> **EXERCISE DESCRIPTION**
Filter out all lines without the word "this" from the data below, please, and copy the rest.

> **Collected data entries**
==============================

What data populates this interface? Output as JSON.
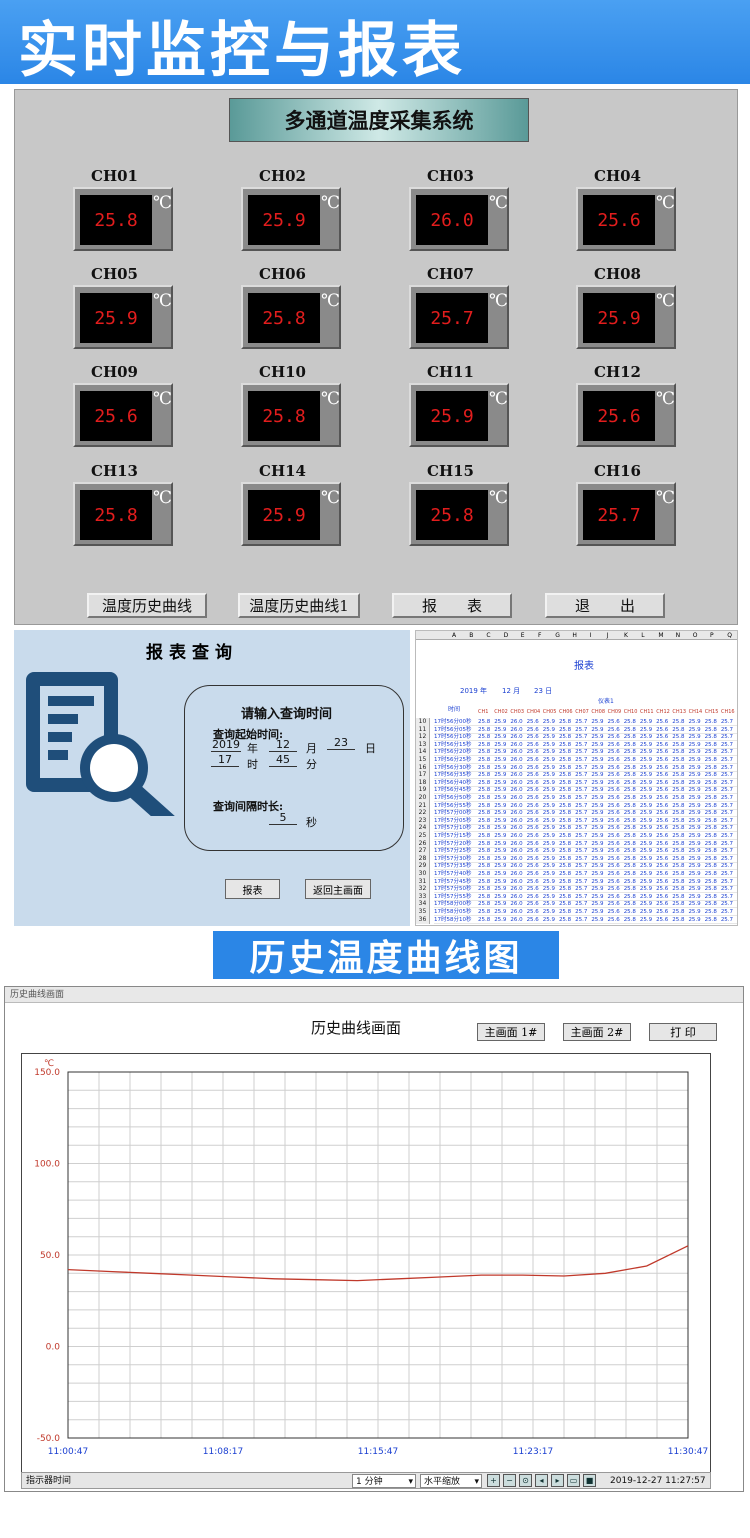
{
  "banner": {
    "title": "实时监控与报表"
  },
  "scada": {
    "title": "多通道温度采集系统",
    "unit": "℃",
    "channels": [
      {
        "name": "CH01",
        "value": "25.8"
      },
      {
        "name": "CH02",
        "value": "25.9"
      },
      {
        "name": "CH03",
        "value": "26.0"
      },
      {
        "name": "CH04",
        "value": "25.6"
      },
      {
        "name": "CH05",
        "value": "25.9"
      },
      {
        "name": "CH06",
        "value": "25.8"
      },
      {
        "name": "CH07",
        "value": "25.7"
      },
      {
        "name": "CH08",
        "value": "25.9"
      },
      {
        "name": "CH09",
        "value": "25.6"
      },
      {
        "name": "CH10",
        "value": "25.8"
      },
      {
        "name": "CH11",
        "value": "25.9"
      },
      {
        "name": "CH12",
        "value": "25.6"
      },
      {
        "name": "CH13",
        "value": "25.8"
      },
      {
        "name": "CH14",
        "value": "25.9"
      },
      {
        "name": "CH15",
        "value": "25.8"
      },
      {
        "name": "CH16",
        "value": "25.7"
      }
    ],
    "buttons": [
      "温度历史曲线",
      "温度历史曲线1",
      "报　　表",
      "退　　出"
    ]
  },
  "query": {
    "title": "报表查询",
    "box_title": "请输入查询时间",
    "start_label": "查询起始时间:",
    "year": "2019",
    "year_unit": "年",
    "month": "12",
    "month_unit": "月",
    "day": "23",
    "day_unit": "日",
    "hour": "17",
    "hour_unit": "时",
    "minute": "45",
    "minute_unit": "分",
    "interval_label": "查询间隔时长:",
    "interval": "5",
    "interval_unit": "秒",
    "btn_report": "报表",
    "btn_back": "返回主画面"
  },
  "sheet": {
    "title": "报表",
    "year": "2019 年",
    "month": "12 月",
    "day": "23 日",
    "group": "仪表1",
    "time_header": "时间",
    "col_letters": [
      "A",
      "B",
      "C",
      "D",
      "E",
      "F",
      "G",
      "H",
      "I",
      "J",
      "K",
      "L",
      "M",
      "N",
      "O",
      "P",
      "Q"
    ],
    "channels": [
      "CH1",
      "CH02",
      "CH03",
      "CH04",
      "CH05",
      "CH06",
      "CH07",
      "CH08",
      "CH09",
      "CH10",
      "CH11",
      "CH12",
      "CH13",
      "CH14",
      "CH15",
      "CH16"
    ],
    "row_values": [
      "25.8",
      "25.9",
      "26.0",
      "25.6",
      "25.9",
      "25.8",
      "25.7",
      "25.9",
      "25.6",
      "25.8",
      "25.9",
      "25.6",
      "25.8",
      "25.9",
      "25.8",
      "25.7"
    ],
    "row_times": [
      "17时56分00秒",
      "17时56分05秒",
      "17时56分10秒",
      "17时56分15秒",
      "17时56分20秒",
      "17时56分25秒",
      "17时56分30秒",
      "17时56分35秒",
      "17时56分40秒",
      "17时56分45秒",
      "17时56分50秒",
      "17时56分55秒",
      "17时57分00秒",
      "17时57分05秒",
      "17时57分10秒",
      "17时57分15秒",
      "17时57分20秒",
      "17时57分25秒",
      "17时57分30秒",
      "17时57分35秒",
      "17时57分40秒",
      "17时57分45秒",
      "17时57分50秒",
      "17时57分55秒",
      "17时58分00秒",
      "17时58分05秒",
      "17时58分10秒"
    ]
  },
  "history_banner": {
    "title": "历史温度曲线图"
  },
  "history": {
    "window_title": "历史曲线画面",
    "heading": "历史曲线画面",
    "btn_main1": "主画面 1#",
    "btn_main2": "主画面 2#",
    "btn_print": "打 印",
    "status_label": "指示器时间",
    "interval_select": "1 分钟",
    "zoom_select": "水平缩放",
    "timestamp": "2019-12-27 11:27:57"
  },
  "chart_data": {
    "type": "line",
    "title": "",
    "ylabel": "℃",
    "xlabel": "",
    "ylim": [
      -50,
      150
    ],
    "yticks": [
      "150.0",
      "100.0",
      "50.0",
      "0.0",
      "-50.0"
    ],
    "ytick_values": [
      150,
      100,
      50,
      0,
      -50
    ],
    "xticks": [
      "11:00:47",
      "11:08:17",
      "11:15:47",
      "11:23:17",
      "11:30:47"
    ],
    "grid": true,
    "series": [
      {
        "color": "#c0392b",
        "x_minutes": [
          0,
          2,
          4,
          6,
          8,
          10,
          12,
          14,
          16,
          18,
          20,
          22,
          24,
          26,
          28,
          30
        ],
        "values": [
          42,
          41,
          40,
          39,
          38,
          37,
          36.5,
          36,
          37,
          38,
          39,
          39,
          38.5,
          40,
          44,
          55
        ]
      }
    ]
  }
}
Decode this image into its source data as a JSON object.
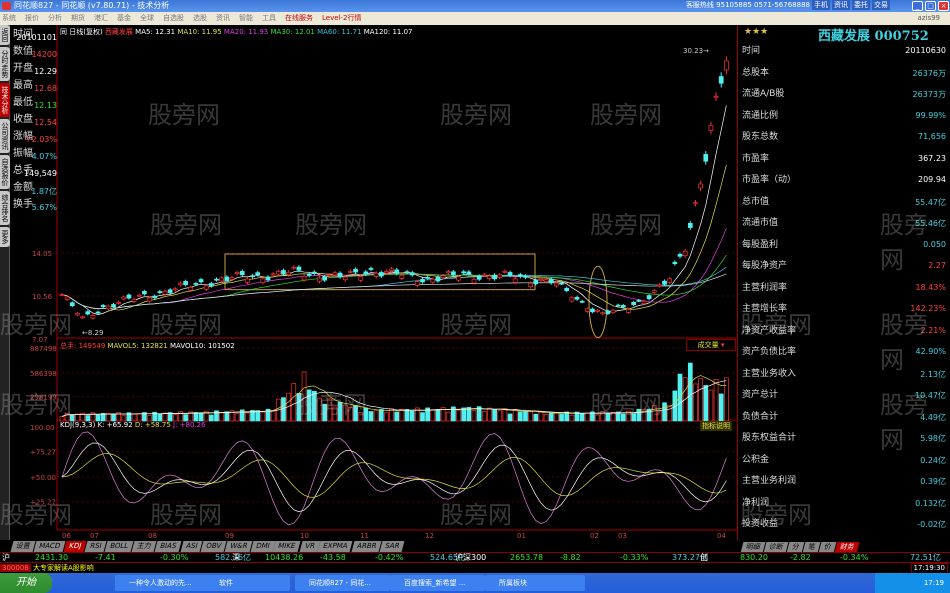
{
  "window": {
    "title": "同花顺827 - 同花顺 (v7.80.71) - 技术分析",
    "hotline": "客服热线 95105885 0571-56768888",
    "top_buttons": [
      "手机",
      "资讯",
      "委托",
      "交易"
    ],
    "user": "azis99"
  },
  "menu": [
    "系统",
    "报价",
    "分析",
    "期货",
    "港汇",
    "基金",
    "全球",
    "自选股",
    "选股",
    "资讯",
    "智能",
    "工具"
  ],
  "menu_hot": [
    "在线服务",
    "Level-2行情"
  ],
  "sidebar_tabs": [
    "返回",
    "分时走势",
    "技术分析",
    "公司资讯",
    "自选报价",
    "综合排名",
    "更多"
  ],
  "info": [
    {
      "label": "时间",
      "value": "20101101",
      "color": "#ffffff"
    },
    {
      "label": "数值",
      "value": "14200",
      "color": "#ff4040"
    },
    {
      "label": "开盘",
      "value": "12.29",
      "color": "#ffffff"
    },
    {
      "label": "最高",
      "value": "12.68",
      "color": "#ff4040"
    },
    {
      "label": "最低",
      "value": "12.13",
      "color": "#30e030"
    },
    {
      "label": "收盘",
      "value": "12.54",
      "color": "#ff4040"
    },
    {
      "label": "涨幅",
      "value": "+2.03%",
      "color": "#ff4040"
    },
    {
      "label": "振幅",
      "value": "4.07%",
      "color": "#40d0e0"
    },
    {
      "label": "总手",
      "value": "149,549",
      "color": "#ffffff"
    },
    {
      "label": "金额",
      "value": "1.87亿",
      "color": "#40d0e0"
    },
    {
      "label": "换手",
      "value": "5.67%",
      "color": "#40d0e0"
    }
  ],
  "chart_header": {
    "prefix": "同",
    "period": "日线(复权)",
    "stock": "西藏发展",
    "ma": [
      {
        "label": "MA5: 12.31",
        "color": "#ffffff"
      },
      {
        "label": "MA10: 11.95",
        "color": "#e0e040"
      },
      {
        "label": "MA20: 11.93",
        "color": "#e040e0"
      },
      {
        "label": "MA30: 12.01",
        "color": "#30e030"
      },
      {
        "label": "MA60: 11.71",
        "color": "#40c0e0"
      },
      {
        "label": "MA120: 11.07",
        "color": "#ffffff"
      }
    ]
  },
  "chart_data": {
    "type": "candlestick",
    "price_axis": [
      "14.05",
      "10.56",
      "7.07"
    ],
    "low_label": "8.29",
    "high_label": "30.23",
    "keypoints": [
      [
        0,
        10.6
      ],
      [
        4,
        8.6
      ],
      [
        8,
        9.6
      ],
      [
        15,
        10.4
      ],
      [
        25,
        11.3
      ],
      [
        30,
        11.8
      ],
      [
        45,
        12.4
      ],
      [
        55,
        12.0
      ],
      [
        60,
        12.6
      ],
      [
        70,
        11.9
      ],
      [
        80,
        12.2
      ],
      [
        88,
        12.0
      ],
      [
        95,
        11.7
      ],
      [
        100,
        10.2
      ],
      [
        105,
        9.0
      ],
      [
        110,
        9.6
      ],
      [
        115,
        10.8
      ],
      [
        118,
        11.8
      ],
      [
        121,
        14.5
      ],
      [
        123,
        18
      ],
      [
        125,
        22
      ],
      [
        127,
        26
      ],
      [
        129,
        29.5
      ]
    ],
    "volume_keypoints": [
      [
        0,
        80000
      ],
      [
        20,
        90000
      ],
      [
        40,
        120000
      ],
      [
        47,
        500000
      ],
      [
        50,
        250000
      ],
      [
        60,
        120000
      ],
      [
        80,
        150000
      ],
      [
        95,
        90000
      ],
      [
        110,
        100000
      ],
      [
        118,
        200000
      ],
      [
        121,
        650000
      ],
      [
        125,
        400000
      ],
      [
        129,
        450000
      ]
    ],
    "months": [
      "06",
      "07",
      "08",
      "09",
      "10",
      "11",
      "12",
      "01",
      "02",
      "03",
      "04"
    ],
    "volume_header": {
      "total": "总手: 149549",
      "mavol5": "MAVOL5: 132821",
      "mavol10": "MAVOL10: 101502",
      "axis": [
        "887498",
        "586398",
        "298199"
      ],
      "dropdown": "成交量"
    },
    "kdj_header": {
      "name": "KDJ(9,3,3)",
      "k": "K: +65.92",
      "d": "D: +58.75",
      "j": "J: +80.26",
      "axis": [
        "100.00",
        "+75.27",
        "+50.00",
        "+25.27"
      ],
      "button": "指标说明"
    }
  },
  "right_panel": {
    "stars": "★★★",
    "title": "西藏发展 000752",
    "rows": [
      {
        "label": "时间",
        "value": "20110630",
        "color": "#ffffff"
      },
      {
        "label": "总股本",
        "value": "26376万",
        "color": "#40d0e0"
      },
      {
        "label": "流通A/B股",
        "value": "26373万",
        "color": "#40d0e0"
      },
      {
        "label": "流通比例",
        "value": "99.99%",
        "color": "#40d0e0"
      },
      {
        "label": "股东总数",
        "value": "71,656",
        "color": "#40d0e0"
      },
      {
        "label": "市盈率",
        "value": "367.23",
        "color": "#ffffff"
      },
      {
        "label": "市盈率（动）",
        "value": "209.94",
        "color": "#ffffff"
      },
      {
        "label": "总市值",
        "value": "55.47亿",
        "color": "#40d0e0"
      },
      {
        "label": "流通市值",
        "value": "55.46亿",
        "color": "#40d0e0"
      },
      {
        "label": "每股盈利",
        "value": "0.050",
        "color": "#40d0e0"
      },
      {
        "label": "每股净资产",
        "value": "2.27",
        "color": "#ff4040"
      },
      {
        "label": "主营利润率",
        "value": "18.43%",
        "color": "#ff4040"
      },
      {
        "label": "主营增长率",
        "value": "142.23%",
        "color": "#ff4040"
      },
      {
        "label": "净资产收益率",
        "value": "2.21%",
        "color": "#ff4040"
      },
      {
        "label": "资产负债比率",
        "value": "42.90%",
        "color": "#40d0e0"
      },
      {
        "label": "主营业务收入",
        "value": "2.13亿",
        "color": "#40d0e0"
      },
      {
        "label": "资产总计",
        "value": "10.47亿",
        "color": "#40d0e0"
      },
      {
        "label": "负债合计",
        "value": "4.49亿",
        "color": "#40d0e0"
      },
      {
        "label": "股东权益合计",
        "value": "5.98亿",
        "color": "#40d0e0"
      },
      {
        "label": "公积金",
        "value": "0.24亿",
        "color": "#40d0e0"
      },
      {
        "label": "主营业务利润",
        "value": "0.39亿",
        "color": "#40d0e0"
      },
      {
        "label": "净利润",
        "value": "0.132亿",
        "color": "#40d0e0"
      },
      {
        "label": "投资收益",
        "value": "-0.02亿",
        "color": "#40d0e0"
      }
    ],
    "tabs": [
      "明细",
      "诊断",
      "分",
      "笔",
      "价",
      "财务"
    ]
  },
  "indicator_tabs": [
    "设置",
    "MACD",
    "KDJ",
    "RSI",
    "BOLL",
    "主力",
    "BIAS",
    "ASI",
    "OBV",
    "W&R",
    "DMI",
    "MIKE",
    "VR",
    "EXPMA",
    "ARBR",
    "SAR"
  ],
  "index_bar": [
    {
      "text": "沪",
      "color": "#ffffff"
    },
    {
      "text": "2431.30",
      "color": "#30e030"
    },
    {
      "text": "-7.41",
      "color": "#30e030"
    },
    {
      "text": "-0.30%",
      "color": "#30e030"
    },
    {
      "text": "582.76亿",
      "color": "#40d0e0"
    },
    {
      "text": "深",
      "color": "#ffffff"
    },
    {
      "text": "10438.26",
      "color": "#30e030"
    },
    {
      "text": "-43.58",
      "color": "#30e030"
    },
    {
      "text": "-0.42%",
      "color": "#30e030"
    },
    {
      "text": "524.65亿",
      "color": "#40d0e0"
    },
    {
      "text": "沪深300",
      "color": "#ffffff"
    },
    {
      "text": "2653.78",
      "color": "#30e030"
    },
    {
      "text": "-8.82",
      "color": "#30e030"
    },
    {
      "text": "-0.33%",
      "color": "#30e030"
    },
    {
      "text": "373.27亿",
      "color": "#40d0e0"
    },
    {
      "text": "创",
      "color": "#ffffff"
    },
    {
      "text": "830.20",
      "color": "#30e030"
    },
    {
      "text": "-2.82",
      "color": "#30e030"
    },
    {
      "text": "-0.34%",
      "color": "#30e030"
    },
    {
      "text": "72.51亿",
      "color": "#40d0e0"
    }
  ],
  "news": {
    "code": "300008",
    "text": "大专家解读A股影响"
  },
  "clock": "17:19:30",
  "taskbar": {
    "start": "开始",
    "tasks": [
      "一种令人激动的先...",
      "软件",
      "同花顺827 - 同花...",
      "百度搜索_新希望 ...",
      "所属板块"
    ],
    "time": "17:19"
  },
  "watermark": "股旁网"
}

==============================

> **YOUR RESPONSE**
What data populates this interface? Output as JSON.
Decode this image into its source data as a JSON object.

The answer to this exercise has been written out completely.